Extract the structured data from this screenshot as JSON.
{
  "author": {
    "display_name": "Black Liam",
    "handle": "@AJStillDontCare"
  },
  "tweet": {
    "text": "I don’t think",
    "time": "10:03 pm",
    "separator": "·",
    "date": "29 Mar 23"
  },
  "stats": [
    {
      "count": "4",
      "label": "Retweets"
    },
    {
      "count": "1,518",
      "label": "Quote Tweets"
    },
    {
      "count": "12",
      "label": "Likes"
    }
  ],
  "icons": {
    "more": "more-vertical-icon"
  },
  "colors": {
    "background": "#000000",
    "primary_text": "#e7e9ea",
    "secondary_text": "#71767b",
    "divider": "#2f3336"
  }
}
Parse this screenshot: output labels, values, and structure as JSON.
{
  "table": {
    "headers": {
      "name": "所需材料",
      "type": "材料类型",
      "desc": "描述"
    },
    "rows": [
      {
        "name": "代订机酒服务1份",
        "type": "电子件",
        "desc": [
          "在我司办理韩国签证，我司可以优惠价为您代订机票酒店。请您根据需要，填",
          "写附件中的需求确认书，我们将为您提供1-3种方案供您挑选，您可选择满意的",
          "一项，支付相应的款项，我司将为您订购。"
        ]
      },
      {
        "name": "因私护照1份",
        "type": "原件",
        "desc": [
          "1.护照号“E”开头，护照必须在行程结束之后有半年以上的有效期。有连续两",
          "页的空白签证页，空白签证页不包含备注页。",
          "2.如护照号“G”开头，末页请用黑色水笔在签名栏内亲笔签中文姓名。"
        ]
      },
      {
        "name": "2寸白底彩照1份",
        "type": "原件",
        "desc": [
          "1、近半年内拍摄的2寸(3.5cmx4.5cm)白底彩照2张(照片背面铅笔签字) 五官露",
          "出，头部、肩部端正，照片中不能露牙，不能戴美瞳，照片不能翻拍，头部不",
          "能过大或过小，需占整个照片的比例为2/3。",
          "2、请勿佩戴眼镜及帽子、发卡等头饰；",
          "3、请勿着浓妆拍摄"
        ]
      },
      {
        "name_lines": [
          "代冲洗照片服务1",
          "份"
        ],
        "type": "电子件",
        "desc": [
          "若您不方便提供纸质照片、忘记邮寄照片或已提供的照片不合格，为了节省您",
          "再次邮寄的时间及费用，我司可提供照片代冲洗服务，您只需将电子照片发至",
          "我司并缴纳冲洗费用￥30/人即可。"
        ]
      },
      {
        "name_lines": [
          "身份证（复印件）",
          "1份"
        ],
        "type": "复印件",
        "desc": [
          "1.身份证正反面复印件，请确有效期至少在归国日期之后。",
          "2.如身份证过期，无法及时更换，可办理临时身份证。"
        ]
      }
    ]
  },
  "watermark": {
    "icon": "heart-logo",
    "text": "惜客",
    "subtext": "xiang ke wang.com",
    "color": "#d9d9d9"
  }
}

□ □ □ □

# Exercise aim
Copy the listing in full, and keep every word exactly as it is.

# Result of this exercise
Extract the structured data from this screenshot as JSON.
{
  "author": {
    "display_name": "Black Liam",
    "handle": "@AJStillDontCare"
  },
  "tweet": {
    "text": "I don’t think",
    "time": "10:03 pm",
    "separator": "·",
    "date": "29 Mar 23"
  },
  "stats": [
    {
      "count": "4",
      "label": "Retweets"
    },
    {
      "count": "1,518",
      "label": "Quote Tweets"
    },
    {
      "count": "12",
      "label": "Likes"
    }
  ],
  "icons": {
    "more": "more-vertical-icon"
  },
  "colors": {
    "background": "#000000",
    "primary_text": "#e7e9ea",
    "secondary_text": "#71767b",
    "divider": "#2f3336"
  }
}
Parse this screenshot: output labels, values, and structure as JSON.
{
  "table": {
    "headers": {
      "name": "所需材料",
      "type": "材料类型",
      "desc": "描述"
    },
    "rows": [
      {
        "name": "代订机酒服务1份",
        "type": "电子件",
        "desc": [
          "在我司办理韩国签证，我司可以优惠价为您代订机票酒店。请您根据需要，填",
          "写附件中的需求确认书，我们将为您提供1-3种方案供您挑选，您可选择满意的",
          "一项，支付相应的款项，我司将为您订购。"
        ]
      },
      {
        "name": "因私护照1份",
        "type": "原件",
        "desc": [
          "1.护照号“E”开头，护照必须在行程结束之后有半年以上的有效期。有连续两",
          "页的空白签证页，空白签证页不包含备注页。",
          "2.如护照号“G”开头，末页请用黑色水笔在签名栏内亲笔签中文姓名。"
        ]
      },
      {
        "name": "2寸白底彩照1份",
        "type": "原件",
        "desc": [
          "1、近半年内拍摄的2寸(3.5cmx4.5cm)白底彩照2张(照片背面铅笔签字) 五官露",
          "出，头部、肩部端正，照片中不能露牙，不能戴美瞳，照片不能翻拍，头部不",
          "能过大或过小，需占整个照片的比例为2/3。",
          "2、请勿佩戴眼镜及帽子、发卡等头饰；",
          "3、请勿着浓妆拍摄"
        ]
      },
      {
        "name_lines": [
          "代冲洗照片服务1",
          "份"
        ],
        "type": "电子件",
        "desc": [
          "若您不方便提供纸质照片、忘记邮寄照片或已提供的照片不合格，为了节省您",
          "再次邮寄的时间及费用，我司可提供照片代冲洗服务，您只需将电子照片发至",
          "我司并缴纳冲洗费用￥30/人即可。"
        ]
      },
      {
        "name_lines": [
          "身份证（复印件）",
          "1份"
        ],
        "type": "复印件",
        "desc": [
          "1.身份证正反面复印件，请确有效期至少在归国日期之后。",
          "2.如身份证过期，无法及时更换，可办理临时身份证。"
        ]
      }
    ]
  },
  "watermark": {
    "icon": "heart-logo",
    "text": "惜客",
    "subtext": "xiang ke wang.com",
    "color": "#d9d9d9"
  }
}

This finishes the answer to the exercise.